Record extracts.
- - - - -
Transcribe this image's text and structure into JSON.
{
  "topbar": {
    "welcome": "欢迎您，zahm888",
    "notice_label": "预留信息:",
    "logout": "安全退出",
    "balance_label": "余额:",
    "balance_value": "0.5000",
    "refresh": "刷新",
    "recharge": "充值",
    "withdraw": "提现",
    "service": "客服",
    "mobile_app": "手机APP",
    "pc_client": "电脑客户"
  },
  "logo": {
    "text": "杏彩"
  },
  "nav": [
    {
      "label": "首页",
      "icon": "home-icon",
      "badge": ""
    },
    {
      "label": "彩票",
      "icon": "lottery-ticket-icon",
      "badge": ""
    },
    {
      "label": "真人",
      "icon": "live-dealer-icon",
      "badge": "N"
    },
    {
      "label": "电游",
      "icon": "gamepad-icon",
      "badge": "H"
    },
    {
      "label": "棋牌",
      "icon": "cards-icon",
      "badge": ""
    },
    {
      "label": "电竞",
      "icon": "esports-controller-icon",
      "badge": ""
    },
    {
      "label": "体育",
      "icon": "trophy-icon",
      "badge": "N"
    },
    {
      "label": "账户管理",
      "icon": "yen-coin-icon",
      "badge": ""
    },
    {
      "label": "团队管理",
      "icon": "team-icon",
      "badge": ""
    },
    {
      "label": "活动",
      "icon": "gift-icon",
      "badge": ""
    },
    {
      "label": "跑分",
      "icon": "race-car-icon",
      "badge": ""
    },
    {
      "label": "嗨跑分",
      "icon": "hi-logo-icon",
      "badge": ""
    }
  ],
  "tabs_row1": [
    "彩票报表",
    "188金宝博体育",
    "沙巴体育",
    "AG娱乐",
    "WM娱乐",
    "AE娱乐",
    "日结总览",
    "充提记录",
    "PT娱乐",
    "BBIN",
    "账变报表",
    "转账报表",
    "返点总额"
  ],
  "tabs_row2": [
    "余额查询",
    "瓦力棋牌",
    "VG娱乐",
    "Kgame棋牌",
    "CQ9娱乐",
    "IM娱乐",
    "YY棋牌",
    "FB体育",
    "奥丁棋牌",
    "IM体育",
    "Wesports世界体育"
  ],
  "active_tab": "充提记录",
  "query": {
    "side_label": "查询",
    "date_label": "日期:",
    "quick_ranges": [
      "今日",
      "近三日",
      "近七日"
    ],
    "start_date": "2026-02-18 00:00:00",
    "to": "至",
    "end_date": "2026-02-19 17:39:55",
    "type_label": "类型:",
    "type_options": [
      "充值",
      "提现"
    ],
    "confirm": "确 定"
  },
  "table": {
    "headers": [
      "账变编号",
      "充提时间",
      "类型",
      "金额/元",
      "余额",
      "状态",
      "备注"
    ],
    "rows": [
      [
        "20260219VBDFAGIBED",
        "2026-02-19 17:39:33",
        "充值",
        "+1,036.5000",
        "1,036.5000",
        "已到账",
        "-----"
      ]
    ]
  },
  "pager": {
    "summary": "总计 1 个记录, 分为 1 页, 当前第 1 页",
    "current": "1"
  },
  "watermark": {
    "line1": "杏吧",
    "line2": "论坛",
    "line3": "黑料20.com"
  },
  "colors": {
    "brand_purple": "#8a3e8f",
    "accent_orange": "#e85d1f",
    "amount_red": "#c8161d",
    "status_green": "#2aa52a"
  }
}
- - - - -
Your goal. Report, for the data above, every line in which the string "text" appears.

Reply.
Transcribe this image's text and structure into JSON.
    "text": "杏彩"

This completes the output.